Michigan officials hope a revised licensing system spurs more small-business activity in the state’s cannabis industry.
The Michigan Marijuana Regulatory Agency recently issued proposed rules that would, in part, establish a “class A microbusiness" license, MLive reports. The proposal would double the current plant limit for small operators and allow them to more easily acquire both plants and finished cannabis products.
The state debuted a microbusiness license as recreational sales began in 2019, part of an effort to allow small entrepreneurs to coexist alongside larger marijuana companies and wealthy investors. But only seven of those licenses have been issued, and just three license-holders are currently operating.
Critics say the current system is economically unfeasible — plant limits are too low, and the costs to set up processing operations can be exorbitant. The newly proposed license would allow companies to grow up to 300 plants. Microbusinesses would also be able to acquire mature plants, as well as purchase ready-to-sell, non-flower products directly from processors.
The new license, however, would also prohibit those companies from processing in-house without a separate state processing license.
State officials told a recent panel that change would ease the regulatory burden and keep costs down, but questions remain about how the handful of currently operating microbusinesses would transition to the new license. One company, Sun Provisions of Decatur, Michigan, hopes to be grandfathered in under the new system after investing heavily in its own processing equipment.

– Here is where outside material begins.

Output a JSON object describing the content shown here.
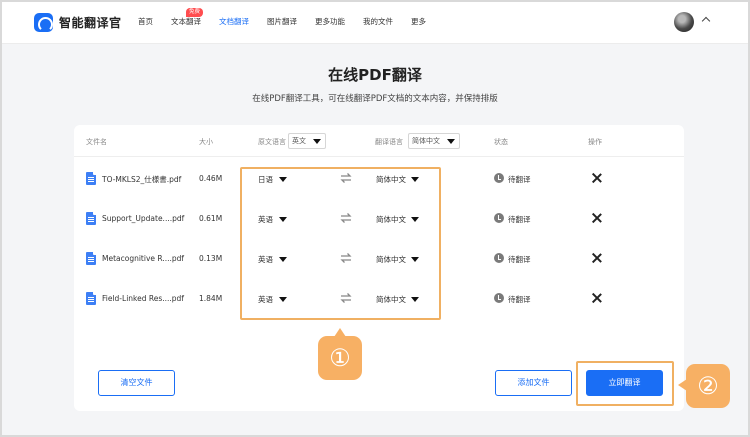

“The difference between feast and famine is going to be allowing us to grow and do more,” Operations Manager Helen Sun told MLive.